Each dispensing chamber 32 a, 32 b, and 32 c is fitted at the time of manufacture with plunger, with a shaft 42, extending from roofs 33 a, 33 b, and 33 c of dispensing chambers 32 a, 32 b, and 32 c axially through the dispensing chambers, to walls 37 at the closed upper ends of each boss 40 a and 40 b of connecting chamber 36, and through passages 41 formed in the walls 37 at the closed upper ends of bosses 40 a and 40 b. While the plungers are not wide enough to close passages 41 throughout most of the length of shafts 42, the plungers are fitted at their ends with widened portions 43 which act as stoppers when inserted into passages 41. When dispensing chambers 32 a, 32 b, and 32 c are in raised position, stoppers 43 at the ends of shafts 42 form liquid-tight seals with passages 41.

Fourth Preferred Embodiment

Referring now to FIG. 10, a fourth embodiment of the present invention is shown.

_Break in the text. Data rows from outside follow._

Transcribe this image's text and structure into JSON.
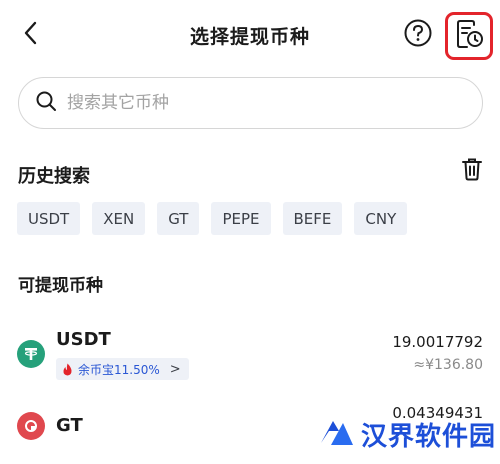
{
  "header": {
    "title": "选择提现币种",
    "back_icon": "chevron-left-icon",
    "help_icon": "question-circle-icon",
    "history_icon": "document-clock-icon",
    "highlight_color": "#e3242b"
  },
  "search": {
    "placeholder": "搜索其它币种",
    "value": ""
  },
  "history": {
    "title": "历史搜索",
    "clear_icon": "trash-icon",
    "chips": [
      "USDT",
      "XEN",
      "GT",
      "PEPE",
      "BEFE",
      "CNY"
    ]
  },
  "available": {
    "title": "可提现币种",
    "coins": [
      {
        "name": "USDT",
        "icon": "tether-icon",
        "icon_color": "#26a17b",
        "badge_label": "余币宝11.50%",
        "badge_chevron": ">",
        "amount": "19.0017792",
        "fiat": "≈¥136.80"
      },
      {
        "name": "GT",
        "icon": "gatetoken-icon",
        "icon_color": "#e0484e",
        "amount": "0.04349431"
      }
    ]
  },
  "watermark": {
    "text": "汉界软件园",
    "color": "#1d4fd8"
  }
}
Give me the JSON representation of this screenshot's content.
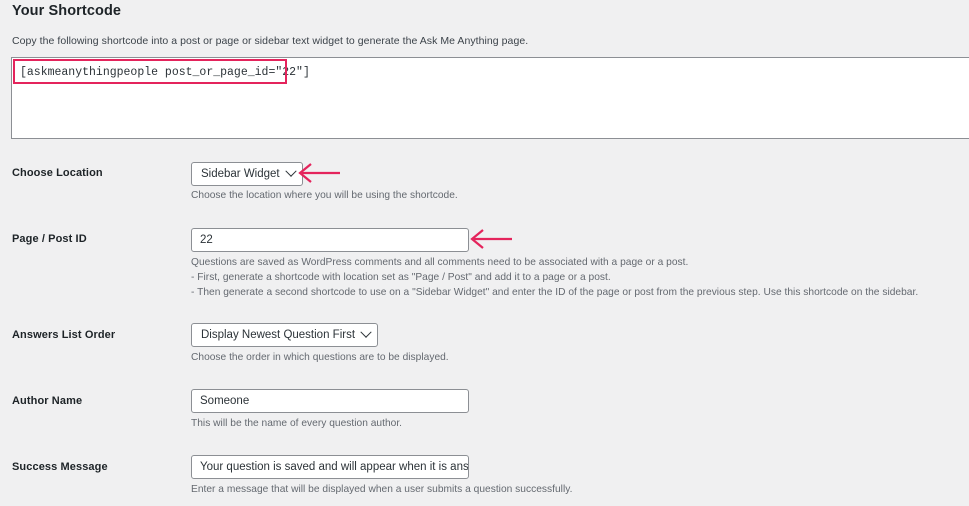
{
  "header": {
    "title": "Your Shortcode",
    "description": "Copy the following shortcode into a post or page or sidebar text widget to generate the Ask Me Anything page."
  },
  "shortcode": {
    "value": "[askmeanythingpeople post_or_page_id=\"22\"]",
    "highlight_color": "#e4245c"
  },
  "fields": {
    "location": {
      "label": "Choose Location",
      "control": "select",
      "value": "Sidebar Widget",
      "chevron_icon": "chevron-down-icon",
      "help": "Choose the location where you will be using the shortcode."
    },
    "page_post_id": {
      "label": "Page / Post ID",
      "control": "input",
      "value": "22",
      "help_lines": [
        "Questions are saved as WordPress comments and all comments need to be associated with a page or a post.",
        "- First, generate a shortcode with location set as \"Page / Post\" and add it to a page or a post.",
        "- Then generate a second shortcode to use on a \"Sidebar Widget\" and enter the ID of the page or post from the previous step. Use this shortcode on the sidebar."
      ]
    },
    "answers_order": {
      "label": "Answers List Order",
      "control": "select",
      "value": "Display Newest Question First",
      "chevron_icon": "chevron-down-icon",
      "help": "Choose the order in which questions are to be displayed."
    },
    "author_name": {
      "label": "Author Name",
      "control": "input",
      "value": "Someone",
      "help": "This will be the name of every question author."
    },
    "success_message": {
      "label": "Success Message",
      "control": "input",
      "value": "Your question is saved and will appear when it is answered.",
      "help": "Enter a message that will be displayed when a user submits a question successfully."
    }
  },
  "annotations": {
    "arrow_color": "#e4245c",
    "arrow_location": "arrow-pointing-to-location-select",
    "arrow_page_id": "arrow-pointing-to-page-post-id-input"
  }
}
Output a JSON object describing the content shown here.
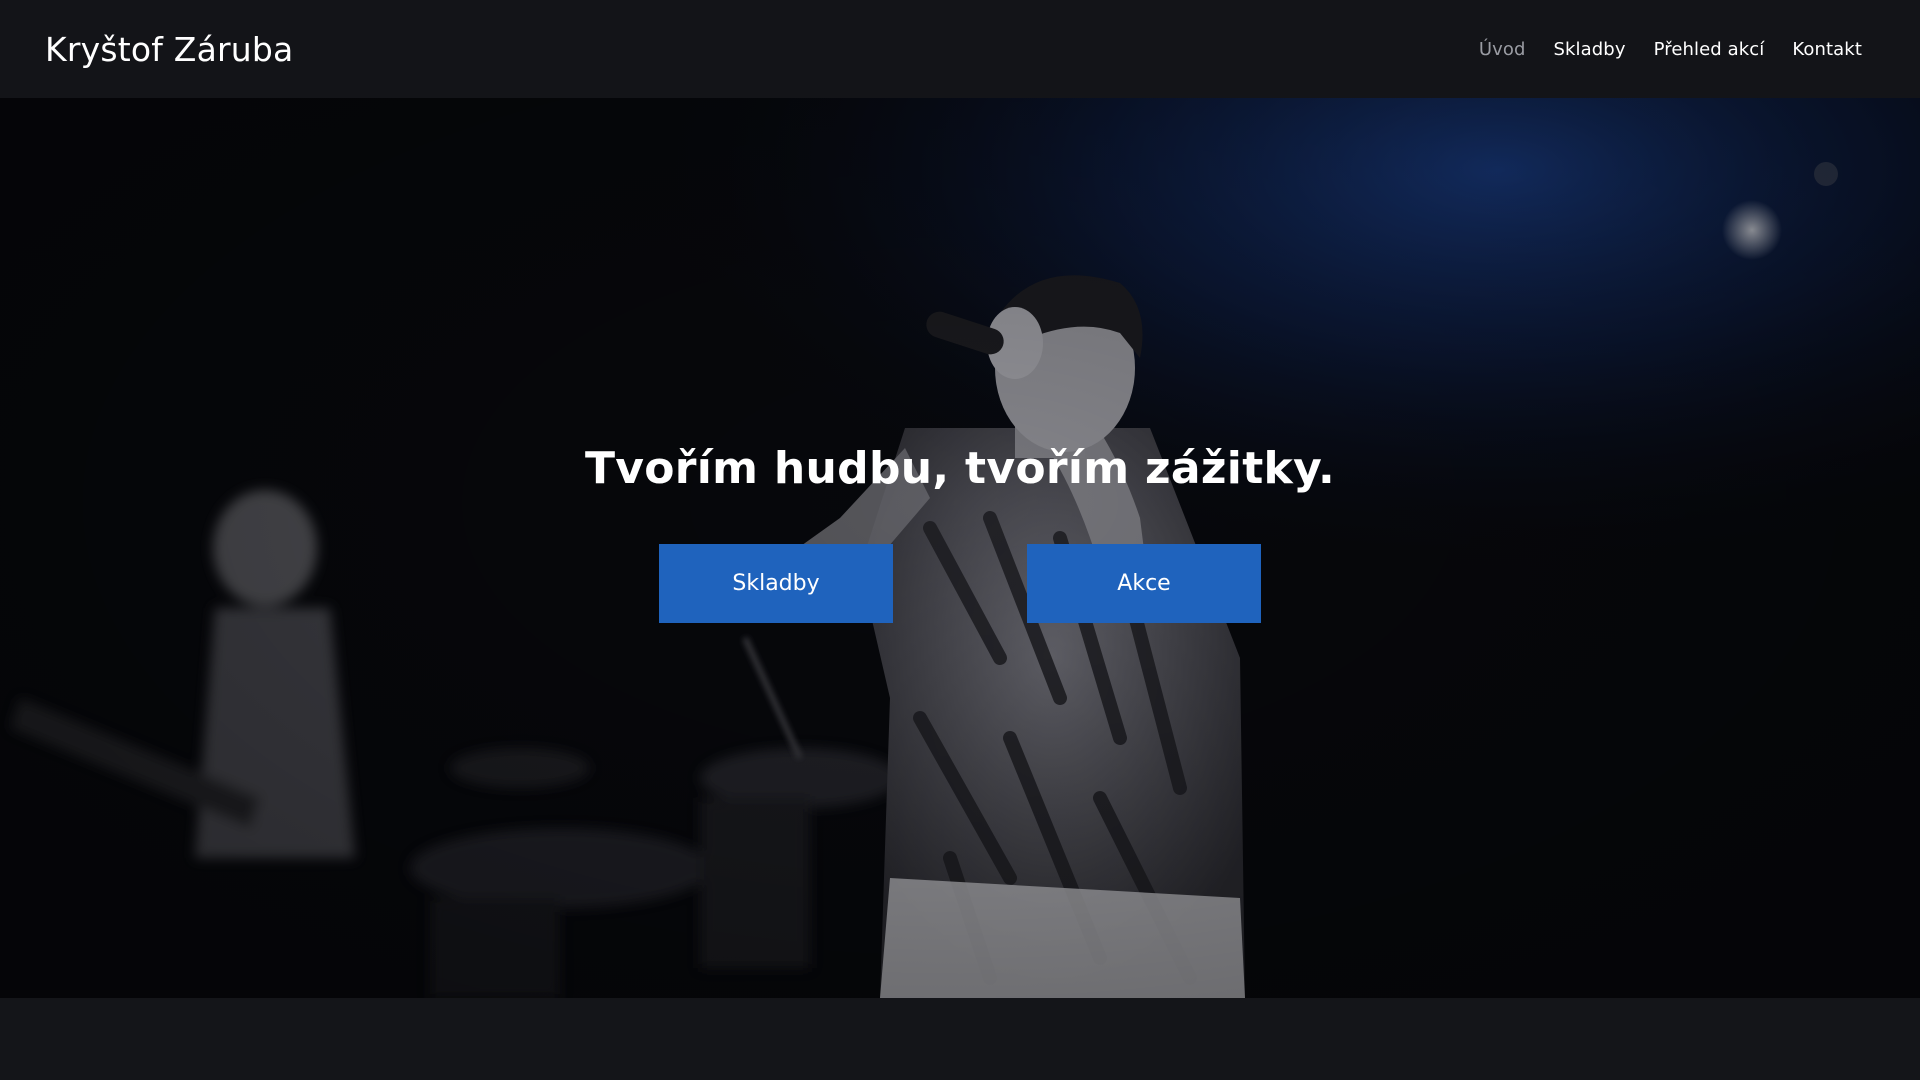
{
  "header": {
    "brand": "Kryštof Záruba",
    "nav": [
      {
        "label": "Úvod",
        "active": true
      },
      {
        "label": "Skladby",
        "active": false
      },
      {
        "label": "Přehled akcí",
        "active": false
      },
      {
        "label": "Kontakt",
        "active": false
      }
    ]
  },
  "hero": {
    "title": "Tvořím hudbu, tvořím zážitky.",
    "buttons": {
      "primary": "Skladby",
      "secondary": "Akce"
    },
    "photo": "concert-singer-with-microphone"
  },
  "colors": {
    "accent": "#1f63bd",
    "header_bg": "#131418",
    "nav_active": "#9a9ca3"
  }
}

In FIG. 10, a container 51 for storing and transporting foods is shown, the container having at least an inner compartment 52 and an outer compartment 53. Inner compartment 52 is separated from outer compartment 53 by wall 54 of inner compartment 52, as inner compartment 52 resides within outer compartment 53. Inner compartment 52 and outer compartment 53 are each closed and sealed. Thus, after closure and sealing, the interior of each compartment of container 51 is hermetically sealed away from the environment outside the container, and hermetically sealed away from the interior of each other compartment. Inner compartment 52 resides within outer compartment 53, and a pre-formed channel 55, formed in wall 54 of inner compartment 52, runs between inner compartment 52 and outer compartment 53. Wall 54 of inner compartment 52 is generally rigid or semi-rigid in character, so that a sealing device 58 may be used to seal channel 55. Wall 60 of outer compartment is generally flexible enough that a user may manipulate sealing device 58 of inner container 52 through wall 60 of outer compartment 53. Channel 55 may be additionally closed by a first frangible or pealable seal (not shown) between wall 54 of inner compartment 52 and sealing device 58. Means for opening 61 inner compartment 52 to outer compartment 53 may be supplied, generally by way of tab or lever 61. Means for opening outer compartment 53 (not shown), to supply access to the contents of the outer compartment, may also be supplied.

In operation of the preferred embodiment of FIG. 10, a user moves tab or lever 61 affixed over channel 55, thereby opening channel 55 between inner compartment 52 and outer compartment 53. The user's access to tab or lever 61 is through the flexible outer wall 60 of outer compartment 53, rather than directly. The opening of channel 55 thereafter allows the transfer of fluids from inner compartment 52 to outer compartment 53, a process which may be facilitated if the user squeezes inner compartment 52.

Referenced by
Citing PatentFiling datePublication dateApplicantTitle
US7658298 *Apr 10, 2007Feb 9, 2010Merey Thomas G BFood container
US8220623 *Jan 31, 2007Jul 17, 20123M Innovative Properties CompanyContainer
EP1932772A1 *Dec 10, 2007Jun 18, 2008Tony BrisaertMethod for packaging a food product and container for a food product
Classifications
U.S. Classification206/222, 206/219
International ClassificationB65D25/08
Cooperative ClassificationB65D25/087, B65D51/2878, B65D51/2864
European ClassificationB65D25/08D, B65D51/28B2B, B65D51/28B2A